WASHINGTON — The Supreme Courtroom on Tuesday appeared uncertain that a 1986 federal law that helps make it a criminal offense to “encourage” unauthorized immigrants to arrive to or remain in the United States could be squared with the Very first Amendment.
“The statute is not aimed at speech,” reported Eric J. Feigin, a attorney for the federal government defending the law.
But many justices appeared skeptical, expressing that the everyday indicating of the phrase “encourage” could subject matter innumerable people to felony liability.
Chief Justice John G. Roberts Jr. requested about “a grandmother whose granddaughter is in the United States illegally.” Would it be a criminal offense, he preferred to know, if she informed her granddaughter, “I hope you will remain since, you know, I will miss you issues will not get far better if you go back again, so I encourage you to stay”?
Mr. Feigin explained the court docket ought to browse the regulation narrowly to shield this kind of statements. “Something that summary and attenuated is not going to be legal complicity,” he explained.
The examples saved coming. Justice Brett M. Kavanaugh requested about charities giving food to unauthorized immigrants.

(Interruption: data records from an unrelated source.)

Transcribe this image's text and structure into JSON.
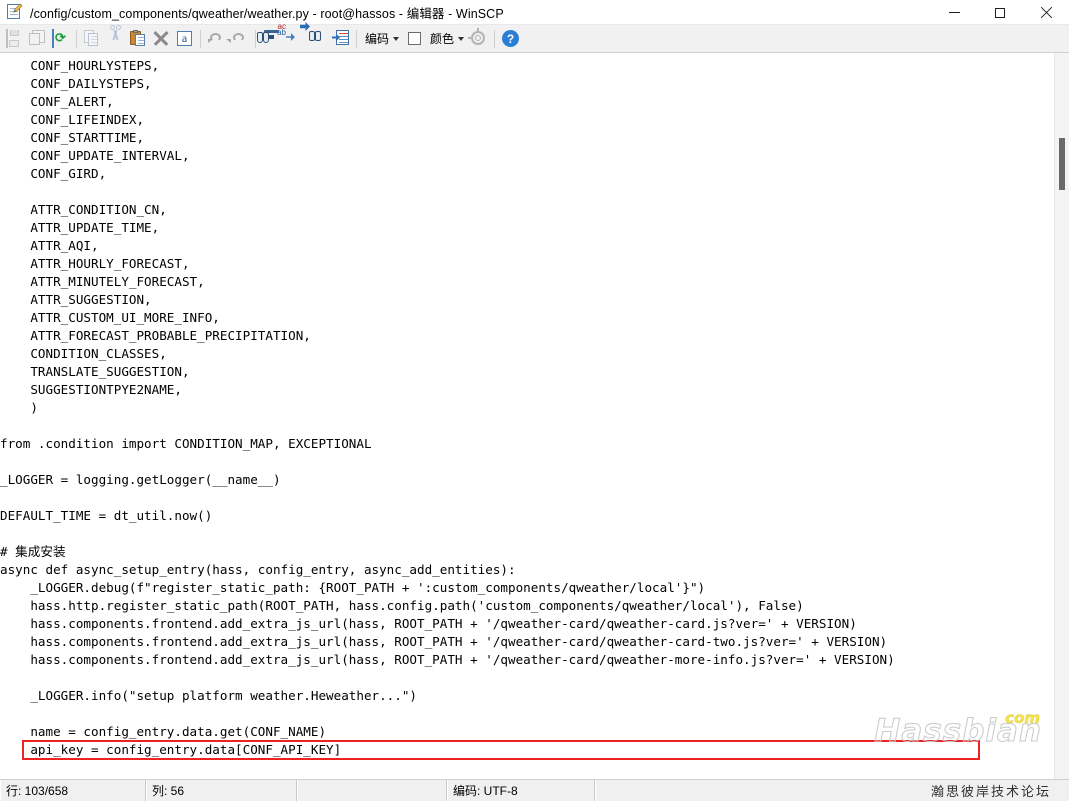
{
  "window": {
    "title": "/config/custom_components/qweather/weather.py - root@hassos - 编辑器 - WinSCP",
    "app_icon": "edit-document-icon",
    "controls": {
      "minimize": "minimize-icon",
      "maximize": "maximize-icon",
      "close": "close-icon"
    }
  },
  "toolbar": {
    "buttons": [
      {
        "name": "save-icon",
        "tooltip": "保存",
        "enabled": false
      },
      {
        "name": "save-all-icon",
        "tooltip": "全部保存",
        "enabled": false
      },
      {
        "name": "reload-icon",
        "tooltip": "重新载入",
        "enabled": true
      },
      {
        "name": "copy-icon",
        "tooltip": "复制",
        "enabled": false
      },
      {
        "name": "cut-icon",
        "tooltip": "剪切",
        "enabled": false
      },
      {
        "name": "paste-icon",
        "tooltip": "粘贴",
        "enabled": true
      },
      {
        "name": "delete-icon",
        "tooltip": "删除",
        "enabled": true
      },
      {
        "name": "select-all-icon",
        "tooltip": "全选",
        "enabled": true,
        "glyph": "a"
      },
      {
        "name": "undo-icon",
        "tooltip": "撤消",
        "enabled": false
      },
      {
        "name": "redo-icon",
        "tooltip": "重做",
        "enabled": false
      },
      {
        "name": "find-icon",
        "tooltip": "查找",
        "enabled": true
      },
      {
        "name": "replace-icon",
        "tooltip": "替换",
        "enabled": true
      },
      {
        "name": "find-next-icon",
        "tooltip": "查找下一个",
        "enabled": true
      },
      {
        "name": "goto-line-icon",
        "tooltip": "转到行",
        "enabled": true
      }
    ],
    "encoding_dropdown": {
      "label": "编码",
      "caret": "chevron-down-icon"
    },
    "color_swatch": "#ffffff",
    "color_dropdown": {
      "label": "颜色",
      "caret": "chevron-down-icon"
    },
    "preferences": "gear-icon",
    "help": {
      "name": "help-icon",
      "glyph": "?"
    }
  },
  "editor": {
    "highlight": {
      "color": "#ee2222",
      "line_index": 38
    },
    "lines": [
      "    CONF_HOURLYSTEPS,",
      "    CONF_DAILYSTEPS,",
      "    CONF_ALERT,",
      "    CONF_LIFEINDEX,",
      "    CONF_STARTTIME,",
      "    CONF_UPDATE_INTERVAL,",
      "    CONF_GIRD,",
      "",
      "    ATTR_CONDITION_CN,",
      "    ATTR_UPDATE_TIME,",
      "    ATTR_AQI,",
      "    ATTR_HOURLY_FORECAST,",
      "    ATTR_MINUTELY_FORECAST,",
      "    ATTR_SUGGESTION,",
      "    ATTR_CUSTOM_UI_MORE_INFO,",
      "    ATTR_FORECAST_PROBABLE_PRECIPITATION,",
      "    CONDITION_CLASSES,",
      "    TRANSLATE_SUGGESTION,",
      "    SUGGESTIONTPYE2NAME,",
      "    )",
      "",
      "from .condition import CONDITION_MAP, EXCEPTIONAL",
      "",
      "_LOGGER = logging.getLogger(__name__)",
      "",
      "DEFAULT_TIME = dt_util.now()",
      "",
      "# 集成安装",
      "async def async_setup_entry(hass, config_entry, async_add_entities):",
      "    _LOGGER.debug(f\"register_static_path: {ROOT_PATH + ':custom_components/qweather/local'}\")",
      "    hass.http.register_static_path(ROOT_PATH, hass.config.path('custom_components/qweather/local'), False)",
      "    hass.components.frontend.add_extra_js_url(hass, ROOT_PATH + '/qweather-card/qweather-card.js?ver=' + VERSION)",
      "    hass.components.frontend.add_extra_js_url(hass, ROOT_PATH + '/qweather-card/qweather-card-two.js?ver=' + VERSION)",
      "    hass.components.frontend.add_extra_js_url(hass, ROOT_PATH + '/qweather-card/qweather-more-info.js?ver=' + VERSION)",
      "",
      "    _LOGGER.info(\"setup platform weather.Heweather...\")",
      "",
      "    name = config_entry.data.get(CONF_NAME)",
      "    api_key = config_entry.data[CONF_API_KEY]"
    ]
  },
  "scrollbar": {
    "name": "vertical-scrollbar",
    "thumb": "scrollbar-thumb"
  },
  "watermark": {
    "brand": "Hassbian",
    "tld": "com",
    "tld_color": "#f5e642"
  },
  "statusbar": {
    "line": "行: 103/658",
    "column": "列: 56",
    "middle": "",
    "encoding": "编码: UTF-8",
    "forum": "瀚思彼岸技术论坛"
  }
}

Mr. Feigin claimed that may possibly be covered by the regulation, subjecting the charity to prosecution.
Justice Stephen G. Breyer questioned about “the landlady who states to the person, ‘You generally have a spot right here,’ recognizing that that person is illegally in the United States.”
“Or, you know, we can record universities, church groups — I mean, you name it — sanctuary cities,” he ongoing.
Justice Samuel A. Alito Jr. asked if insistent repetition could switch a assertion into a crime. “If the defendant suggests it 10 occasions in a forceful voice,” he asked, “that would be a violation?”
Mr. Feigin explained the courtroom really should limit the legislation to narrow conditions that would exclude several of the eventualities that troubled the justices. The defendant, he reported, will have to want to bring about the consequence of inducing the immigrant to appear or remain the immigrant should understand what was likely on and the defendant should be a considerable participant in the work.
Mark C. Fleming, a lawyer for the defendant, Evelyn Sineneng-Smith, explained the government’s proposal would sum to wholesale and inappropriate revision of the federal statute, one particular he claimed at this time applies to teachers, pastors, medical professionals and legal professionals.
Ms. Sineneng-Smith ran an immigration consulting firm in San Jose, Calif. Her consumers, typically from the Philippines, worked with out authorization in the residence well being treatment marketplace. Ms. Sineneng-Smith supplied to assist them get green cards under a Labor Office certification program that she explained would give them permanent resident standing and allow for them to perform legally.
But the application experienced expired. Ms. Sineneng-Smith nonetheless billed her clientele $6,800 to file applications she realized to be futile. She was convicted of mail fraud, a conviction she did not challenge in the Supreme Court, and of violating the 1986 regulation.
Justice Elena Kagan requested no matter if there experienced been prosecutions of additional sympathetic defendants of the type her colleagues had been inquiring about. Mr. Fleming had 1 illustration.
In 2012, a Massachusetts lady, Lorraine Henderson, was convicted of selecting an unauthorized immigrant to thoroughly clean her property and of offering typical and not always reliable assistance about immigration regulation.
In that scenario, Choose Douglas P. Woodlock, of the Federal District Courtroom in Boston, wrote that the “plain and unadorned language” of the legislation “can be examine to solid a wide net more than those who interact with unlawful aliens by providing work.”
Mr. Fleming urged the justices to emphasis on the phrases of the law. “This is a statute that works by using really wide terms,” he stated. “It employs them in the context in which all they can do is ban absolutely free speech.”
“I would submit,” he mentioned, “that the Very first Modification is correctly designed to shield us from just this type of a law.”
Quite a few justices, seemingly keen to find a middle floor, cited a friend-of-the-court docket short filed by Eugene Volokh, a legislation professor at the University of California, Los Angeles, mentioning it 11 instances.
Professor Volokh argued that the First Amendment did not protect speech that was integral to crimes. But he mentioned speech that encouraged civil violations, like some immigration offenses, could not be built legal.